───── Exercise data

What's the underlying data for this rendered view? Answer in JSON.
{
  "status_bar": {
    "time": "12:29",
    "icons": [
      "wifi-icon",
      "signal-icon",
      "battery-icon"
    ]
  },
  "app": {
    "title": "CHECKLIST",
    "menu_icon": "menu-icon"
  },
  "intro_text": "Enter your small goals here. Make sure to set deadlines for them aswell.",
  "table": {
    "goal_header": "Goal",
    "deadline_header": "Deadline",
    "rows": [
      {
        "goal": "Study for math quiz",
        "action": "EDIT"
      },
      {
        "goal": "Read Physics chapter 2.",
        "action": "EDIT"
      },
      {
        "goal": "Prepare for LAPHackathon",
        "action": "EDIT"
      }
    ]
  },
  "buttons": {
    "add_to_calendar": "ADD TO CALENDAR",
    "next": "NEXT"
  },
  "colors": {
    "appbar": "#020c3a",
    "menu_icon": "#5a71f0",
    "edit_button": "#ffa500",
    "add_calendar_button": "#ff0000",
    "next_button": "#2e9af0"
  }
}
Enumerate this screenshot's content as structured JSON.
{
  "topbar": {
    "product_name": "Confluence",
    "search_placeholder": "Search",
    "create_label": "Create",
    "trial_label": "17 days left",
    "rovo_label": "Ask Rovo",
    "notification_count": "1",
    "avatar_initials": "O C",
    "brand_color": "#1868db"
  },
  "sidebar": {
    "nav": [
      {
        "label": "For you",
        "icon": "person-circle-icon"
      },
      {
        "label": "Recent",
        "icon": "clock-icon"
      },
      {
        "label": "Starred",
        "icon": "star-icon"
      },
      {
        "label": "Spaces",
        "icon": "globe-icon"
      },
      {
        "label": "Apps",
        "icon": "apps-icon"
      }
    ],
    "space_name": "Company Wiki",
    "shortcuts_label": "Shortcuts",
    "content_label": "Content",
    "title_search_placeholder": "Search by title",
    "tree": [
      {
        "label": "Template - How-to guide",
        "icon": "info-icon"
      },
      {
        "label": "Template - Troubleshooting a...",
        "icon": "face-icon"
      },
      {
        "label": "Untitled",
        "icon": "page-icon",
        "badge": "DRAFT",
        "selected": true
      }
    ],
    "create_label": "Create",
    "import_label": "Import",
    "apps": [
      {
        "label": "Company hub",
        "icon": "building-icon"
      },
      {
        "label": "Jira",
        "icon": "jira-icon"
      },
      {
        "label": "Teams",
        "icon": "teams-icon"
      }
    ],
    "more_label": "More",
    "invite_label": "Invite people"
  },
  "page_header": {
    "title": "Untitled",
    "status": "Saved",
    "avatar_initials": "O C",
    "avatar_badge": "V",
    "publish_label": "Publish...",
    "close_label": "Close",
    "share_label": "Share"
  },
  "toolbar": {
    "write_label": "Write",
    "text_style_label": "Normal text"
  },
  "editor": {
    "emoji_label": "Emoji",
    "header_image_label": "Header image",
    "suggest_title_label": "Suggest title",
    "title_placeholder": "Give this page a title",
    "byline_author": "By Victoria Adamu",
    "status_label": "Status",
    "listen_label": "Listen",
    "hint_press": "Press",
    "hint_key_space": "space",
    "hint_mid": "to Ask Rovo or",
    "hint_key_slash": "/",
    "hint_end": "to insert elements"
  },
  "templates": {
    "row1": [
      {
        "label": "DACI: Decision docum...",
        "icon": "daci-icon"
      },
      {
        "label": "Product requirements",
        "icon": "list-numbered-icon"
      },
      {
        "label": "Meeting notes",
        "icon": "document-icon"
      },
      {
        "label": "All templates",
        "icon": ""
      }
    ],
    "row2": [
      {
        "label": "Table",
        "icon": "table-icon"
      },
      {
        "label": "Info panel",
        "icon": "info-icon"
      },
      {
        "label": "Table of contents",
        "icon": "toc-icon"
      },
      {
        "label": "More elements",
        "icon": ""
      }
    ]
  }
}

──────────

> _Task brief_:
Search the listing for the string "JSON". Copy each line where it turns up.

> _Written answer_:
What's the underlying data for this rendered view? Answer in JSON.
Enumerate this screenshot's content as structured JSON.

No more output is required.